All refunds have been processed and accounts credited. Questions? Contact firstname.lastname@example.org.
Doctoral regalia purchase orders have been cancelled and refunded.
As of September 2020, most hoods have been sent to 2020 Doctoral degree recipients. If you would like a hood and have not received one, please write to email@example.com to provide your new contact information. This is critical to MIT being able to reach you with official electronic or physical mailings.
Professor Esther Duflo, who was scheduled to be the guest speaker at the 2020 Investiture of Doctoral Hoods and Degree Conferral Ceremony, took part in the online May 29 ceremony, offering a salute to advanced degree recipients.
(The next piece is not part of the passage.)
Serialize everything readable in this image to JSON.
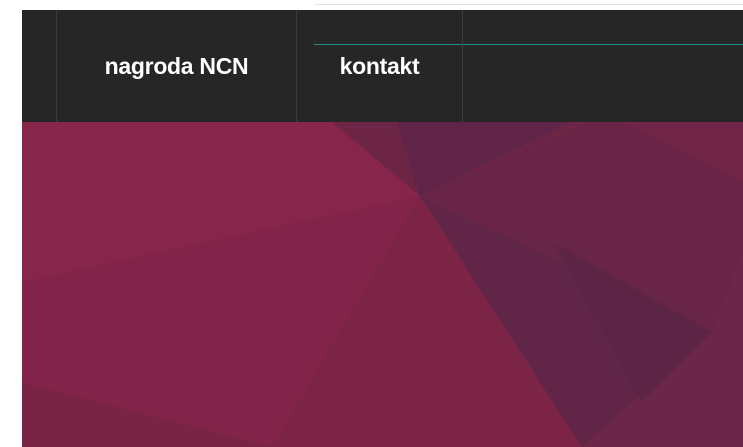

The Commencement Transition Team will has assumed responsibility for planning the in-person 2020 celebration and will explore whether there is interest among advanced degree recipients in participating in that event when it is scheduled.
If you think you have not been receiving Commencement-related mailings from MIT, please make sure that the Registrar’s Office has a current email address for you—it is possible that an expired MIT address is the only one on file. If you do not have access to WebSIS anymore, you can write to firstname.lastname@example.org to provide your updated contact information.
Please keep your contact information current with the MIT Alumni Association and the Registrar’s Office. Planning for the Class of 2020 event in May 2022 will continue in the months to come.
2020 graduates may send comments to student leadership via email@example.com.
There are two ways to participate:
- Share your story! The MIT Libraries’ Department of Distinctive Collections invites students, staff, faculty, researchers, alums, and other MIT community members to contribute materials that will help document the COVID-19 experience at MIT for the Institute Archives. Submissions could include journals, scrapbooks, audio or video recordings, poetry, photos, music, and more.
- History of MIT (STS.050) is an MIT class working to document what MIT looks like in this current time of crisis. The class hopes to record the kinds of things that might not get recorded in those types of documentation. Project Endurance is asking the classes of 2020 and 1970 and beyond to submit handwritten or typed letters, photos, and/or anything else about their experiences! They are looking for anything and everything, from letters to photographs, as they support many different forms of submission. All MIT students, alumni, faculty, staff, the broader MIT community, family of MIT members are invited to contribute stories of endurance.